**WHAT TO WORK ON**: Go over the entries and report the lines where the word "Adresse" occurs.
:::
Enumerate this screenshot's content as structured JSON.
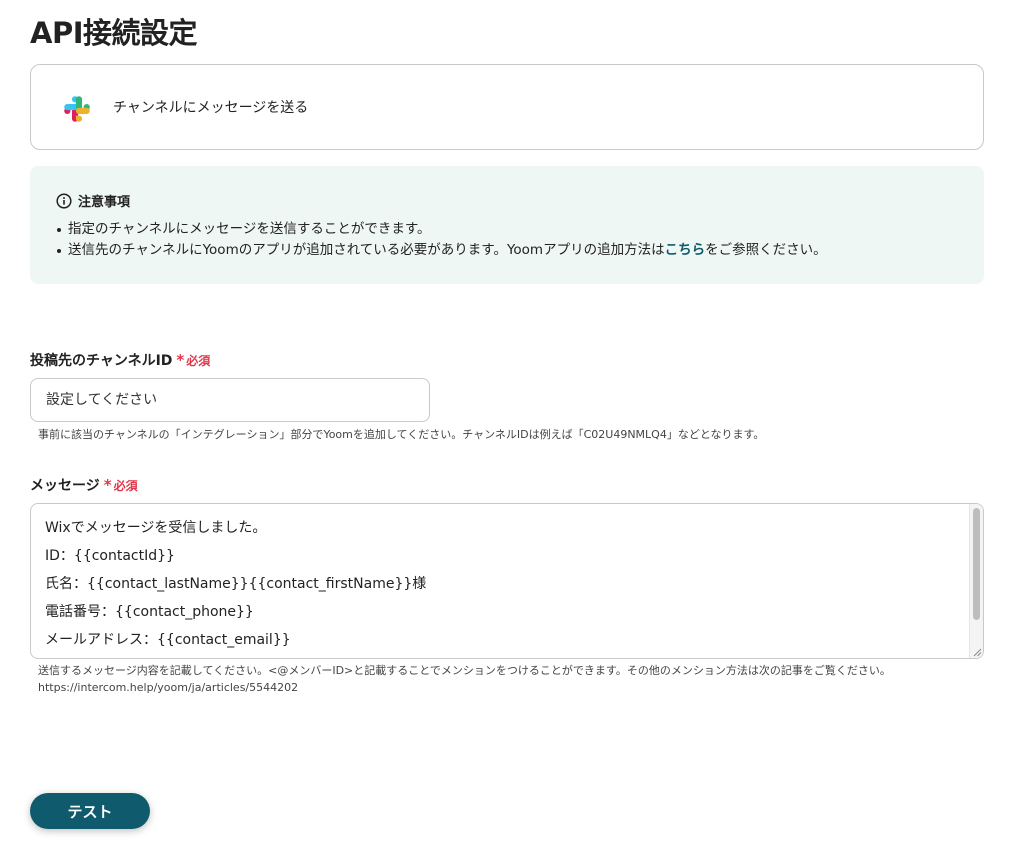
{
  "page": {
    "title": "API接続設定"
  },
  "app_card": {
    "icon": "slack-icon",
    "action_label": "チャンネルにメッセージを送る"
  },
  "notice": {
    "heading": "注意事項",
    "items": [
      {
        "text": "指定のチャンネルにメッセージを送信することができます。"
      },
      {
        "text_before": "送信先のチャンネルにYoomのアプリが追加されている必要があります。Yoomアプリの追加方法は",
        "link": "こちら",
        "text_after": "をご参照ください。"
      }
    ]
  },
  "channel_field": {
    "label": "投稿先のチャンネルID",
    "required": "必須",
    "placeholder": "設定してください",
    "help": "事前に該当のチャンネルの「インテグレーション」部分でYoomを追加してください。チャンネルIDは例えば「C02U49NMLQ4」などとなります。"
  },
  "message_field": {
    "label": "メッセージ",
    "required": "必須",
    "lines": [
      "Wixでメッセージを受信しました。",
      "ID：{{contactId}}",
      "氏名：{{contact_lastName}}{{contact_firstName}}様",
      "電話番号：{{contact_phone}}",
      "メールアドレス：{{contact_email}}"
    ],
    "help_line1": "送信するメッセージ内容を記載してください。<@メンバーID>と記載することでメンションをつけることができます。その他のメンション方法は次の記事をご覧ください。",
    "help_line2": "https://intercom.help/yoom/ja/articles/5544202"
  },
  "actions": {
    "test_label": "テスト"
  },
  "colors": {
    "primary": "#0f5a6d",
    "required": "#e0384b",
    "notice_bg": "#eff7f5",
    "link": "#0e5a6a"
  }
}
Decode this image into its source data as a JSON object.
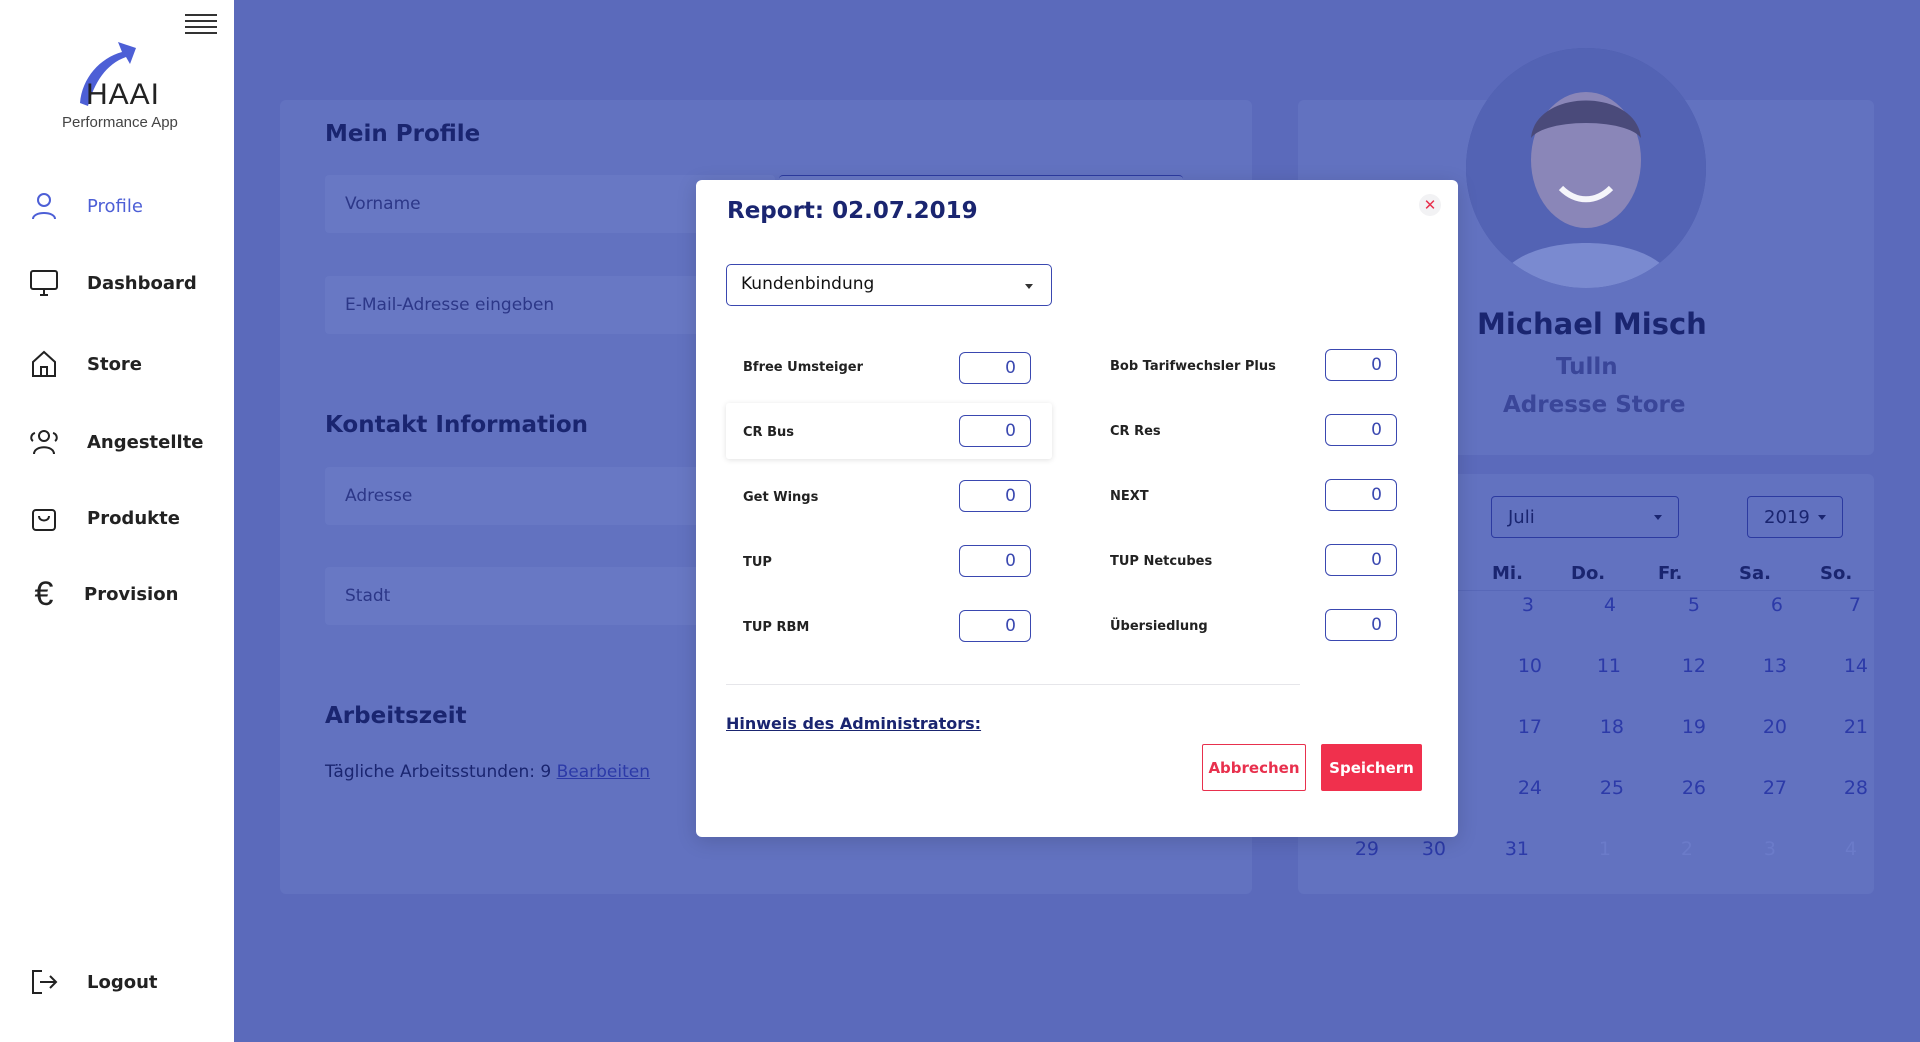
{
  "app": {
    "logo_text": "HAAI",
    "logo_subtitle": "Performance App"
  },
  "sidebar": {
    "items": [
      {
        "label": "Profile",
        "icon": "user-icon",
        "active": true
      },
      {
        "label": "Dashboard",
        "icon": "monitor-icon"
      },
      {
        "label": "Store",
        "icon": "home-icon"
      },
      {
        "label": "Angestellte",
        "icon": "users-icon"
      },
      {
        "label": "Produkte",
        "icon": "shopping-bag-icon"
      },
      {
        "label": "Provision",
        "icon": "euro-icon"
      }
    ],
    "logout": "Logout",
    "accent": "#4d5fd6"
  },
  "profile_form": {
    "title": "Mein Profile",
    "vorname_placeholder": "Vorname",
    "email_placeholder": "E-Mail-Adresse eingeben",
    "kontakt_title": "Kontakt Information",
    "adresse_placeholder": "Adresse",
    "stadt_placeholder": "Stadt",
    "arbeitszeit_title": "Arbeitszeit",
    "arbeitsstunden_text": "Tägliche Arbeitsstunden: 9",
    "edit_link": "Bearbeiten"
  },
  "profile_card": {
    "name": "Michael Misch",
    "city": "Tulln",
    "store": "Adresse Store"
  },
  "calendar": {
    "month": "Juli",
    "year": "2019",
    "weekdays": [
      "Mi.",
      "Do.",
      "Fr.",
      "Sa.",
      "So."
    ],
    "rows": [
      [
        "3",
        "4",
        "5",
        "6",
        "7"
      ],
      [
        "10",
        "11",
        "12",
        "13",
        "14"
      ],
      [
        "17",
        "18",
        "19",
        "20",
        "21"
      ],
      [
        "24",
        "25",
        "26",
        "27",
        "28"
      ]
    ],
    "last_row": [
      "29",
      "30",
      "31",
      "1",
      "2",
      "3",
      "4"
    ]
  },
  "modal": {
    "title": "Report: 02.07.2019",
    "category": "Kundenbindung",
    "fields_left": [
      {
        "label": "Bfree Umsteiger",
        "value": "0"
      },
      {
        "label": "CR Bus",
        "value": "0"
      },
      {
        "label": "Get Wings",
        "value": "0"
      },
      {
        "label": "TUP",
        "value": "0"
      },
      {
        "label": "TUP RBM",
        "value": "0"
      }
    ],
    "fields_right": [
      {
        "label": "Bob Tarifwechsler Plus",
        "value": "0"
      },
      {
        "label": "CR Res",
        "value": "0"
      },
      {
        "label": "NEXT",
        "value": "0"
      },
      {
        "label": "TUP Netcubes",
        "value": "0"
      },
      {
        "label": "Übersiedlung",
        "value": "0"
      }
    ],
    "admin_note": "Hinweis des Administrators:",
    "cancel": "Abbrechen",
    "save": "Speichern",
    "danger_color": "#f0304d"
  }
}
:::
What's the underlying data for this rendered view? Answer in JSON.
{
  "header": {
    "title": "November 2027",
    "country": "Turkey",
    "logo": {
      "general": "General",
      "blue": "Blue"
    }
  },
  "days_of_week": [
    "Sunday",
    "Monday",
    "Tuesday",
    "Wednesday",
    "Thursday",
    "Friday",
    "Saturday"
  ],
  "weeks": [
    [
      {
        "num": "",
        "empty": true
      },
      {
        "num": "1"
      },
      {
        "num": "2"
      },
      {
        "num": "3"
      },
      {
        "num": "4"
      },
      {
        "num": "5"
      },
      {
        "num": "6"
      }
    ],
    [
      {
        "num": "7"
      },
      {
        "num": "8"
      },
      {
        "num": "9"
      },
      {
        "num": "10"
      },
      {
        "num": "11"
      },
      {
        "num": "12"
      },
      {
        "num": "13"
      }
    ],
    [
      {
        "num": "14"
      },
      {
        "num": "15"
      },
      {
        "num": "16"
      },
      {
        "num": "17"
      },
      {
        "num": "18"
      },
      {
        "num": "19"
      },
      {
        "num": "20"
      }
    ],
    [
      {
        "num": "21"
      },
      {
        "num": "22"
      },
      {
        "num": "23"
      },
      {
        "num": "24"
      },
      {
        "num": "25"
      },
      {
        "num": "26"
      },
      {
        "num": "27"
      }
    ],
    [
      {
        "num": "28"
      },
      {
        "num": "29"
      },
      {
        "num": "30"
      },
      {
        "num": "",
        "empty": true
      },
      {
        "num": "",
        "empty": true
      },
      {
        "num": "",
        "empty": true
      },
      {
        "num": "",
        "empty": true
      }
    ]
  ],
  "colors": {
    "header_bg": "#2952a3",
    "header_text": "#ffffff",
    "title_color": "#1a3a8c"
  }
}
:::
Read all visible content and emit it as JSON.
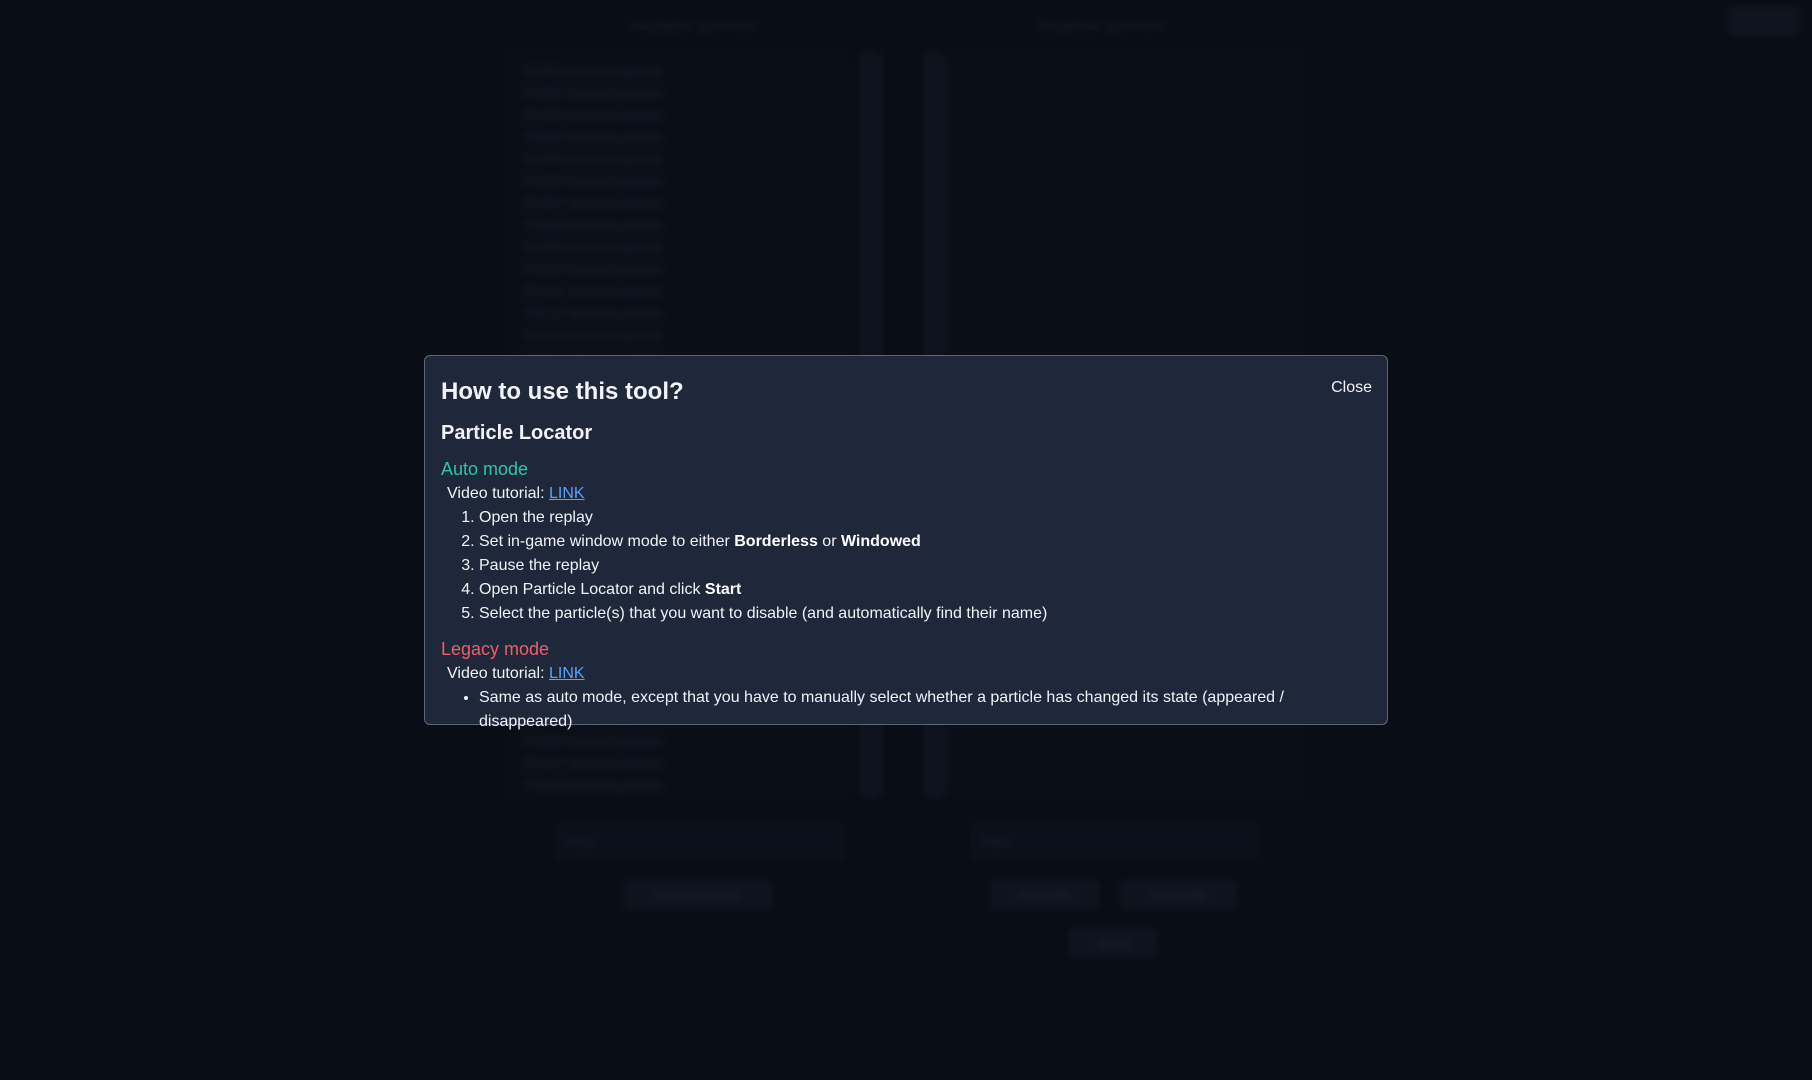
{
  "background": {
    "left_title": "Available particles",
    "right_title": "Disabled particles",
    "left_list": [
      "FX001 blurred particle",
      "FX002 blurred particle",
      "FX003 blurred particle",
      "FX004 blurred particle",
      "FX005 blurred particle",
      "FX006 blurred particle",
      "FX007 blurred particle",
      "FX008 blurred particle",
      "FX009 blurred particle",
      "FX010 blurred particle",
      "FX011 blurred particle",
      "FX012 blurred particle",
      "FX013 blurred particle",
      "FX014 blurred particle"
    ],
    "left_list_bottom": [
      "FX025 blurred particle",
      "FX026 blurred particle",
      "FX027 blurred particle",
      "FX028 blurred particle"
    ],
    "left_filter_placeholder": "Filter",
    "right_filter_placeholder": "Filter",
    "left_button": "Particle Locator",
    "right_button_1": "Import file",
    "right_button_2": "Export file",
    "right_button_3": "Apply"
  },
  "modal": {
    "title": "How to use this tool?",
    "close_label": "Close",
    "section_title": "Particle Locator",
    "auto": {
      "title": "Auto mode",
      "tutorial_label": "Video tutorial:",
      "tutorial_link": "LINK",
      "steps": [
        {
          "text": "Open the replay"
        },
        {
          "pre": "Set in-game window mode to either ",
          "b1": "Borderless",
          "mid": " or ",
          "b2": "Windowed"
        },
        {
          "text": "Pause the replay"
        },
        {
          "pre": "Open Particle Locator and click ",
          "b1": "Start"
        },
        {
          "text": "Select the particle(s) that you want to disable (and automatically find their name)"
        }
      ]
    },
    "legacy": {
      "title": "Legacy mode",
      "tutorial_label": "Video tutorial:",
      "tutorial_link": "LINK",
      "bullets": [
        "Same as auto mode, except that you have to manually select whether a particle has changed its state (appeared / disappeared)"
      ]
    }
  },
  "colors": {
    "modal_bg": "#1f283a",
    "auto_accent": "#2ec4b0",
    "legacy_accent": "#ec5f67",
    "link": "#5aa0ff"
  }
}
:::
**SOLUTION FOR THIS TASK**:
    "email_placeholder": "E-Mail-Adresse eingeben",
    "adresse_placeholder": "Adresse",
    "store": "Adresse Store"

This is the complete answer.